Many residents for years were pushing town officials to make the switch, but it took the expiration of the town’s waste removal contract coupled with complaints about rodents in the Village of Lancaster that spurred action.
Greg Sojka, a 31-year resident of Bowmansville, is a fan of totes.
“As a licensed nuisance trapper I get calls for raccoons, rats, possums, skunk. Many times, I can follow the animal tracks to where people store their garbage. If the cans don’t have lids, the raccoons will get right in there. Rats can chew through rubber garbage cans,” said Sojka. “It’s like an all-you-can-eat buffet with the rodents.
“Lancaster is behind the times,” Sojka said. “Everybody else has already gone to totes."
Not all Lancaster residents support the transition to totes.
Michael Butera, 52, lives in North Lancaster.
“We have zero critter problems here,” Butera said. “Why does the entire town have to get them without having the choice? They should ask the people if it’s OK.”
The Town Board approved the $34.9 million spending plan for 2019 by a 4-1 vote. Ronald Ruffino, who has expressed his desire to run for town supervisor, was the no vote. He said he feared that spending will eventually outpace revenue streams.

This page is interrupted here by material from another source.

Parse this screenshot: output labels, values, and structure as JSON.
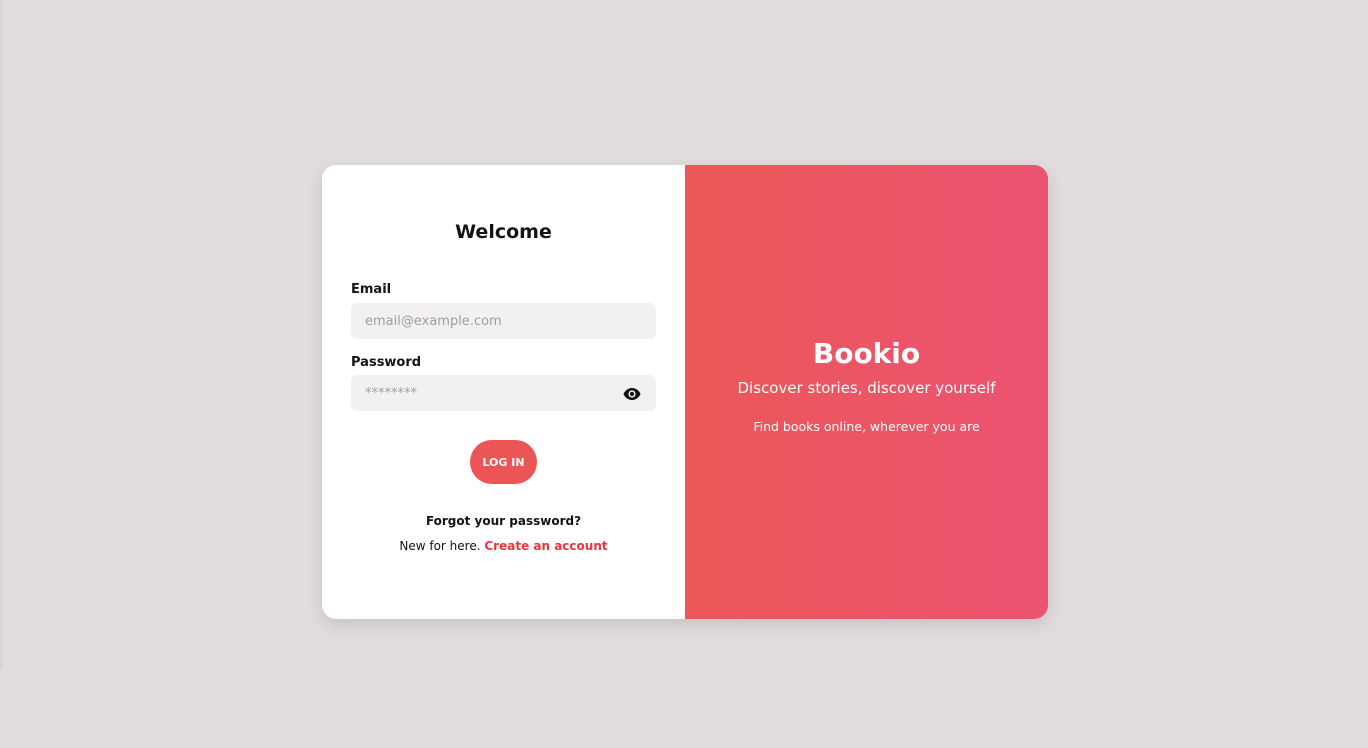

A 2 percent pay raise awaits the supervisor and all four trustees on the Town Board. The salary hike will pay town trustees $19,471, up from $19,352. Coleman will make $76,098 including $5,000 for serving as budget officer.
Various department heads and some clerical staff will also receive a 2 percent boost.
Taxpayers are still funding a $10,000 salary increase for Police Chief Gerald Gill provided by a three-year contract that was restructured in 2017. As a result, Gill’s base pay of $114,082 in 2016 climbed steadily — to $116,364 in 2017, and $123,691 in 2018.
Gill will earn a base pay of $126,165 in 2019, according to budget appropriations.
The new budget also appropriated funds for two additional full-time positions: a recreation director at $58,578 and a school resource officer at $62,000, said David J. Brown, Lancaster director of administration and finance.
Two part-time clerical posts were also funded at total cost of $28,000. One of the clerical posts was requested by the Highway Department. The other will work in the town attorney’s office.
The town also plans $11.6 million in improvements to special districts including $1.6 million to the Refuse District, $3 million to the Lighting District and $7 million to the Water District.
The $1.6 million for the refuse district will be used to pay for an estimated 28,000 totes, 14,000 each for recycling and trash, said Coleman. Residents will receive one recycling and one trash tote per address. Additional totes will be available for purchase, but the fee has not yet been determined, said Coleman.
“The bonds will likely be authorized at the next meeting,” said Brown, the finance director. “Of course, the amount we borrow must be budgeted in the future.”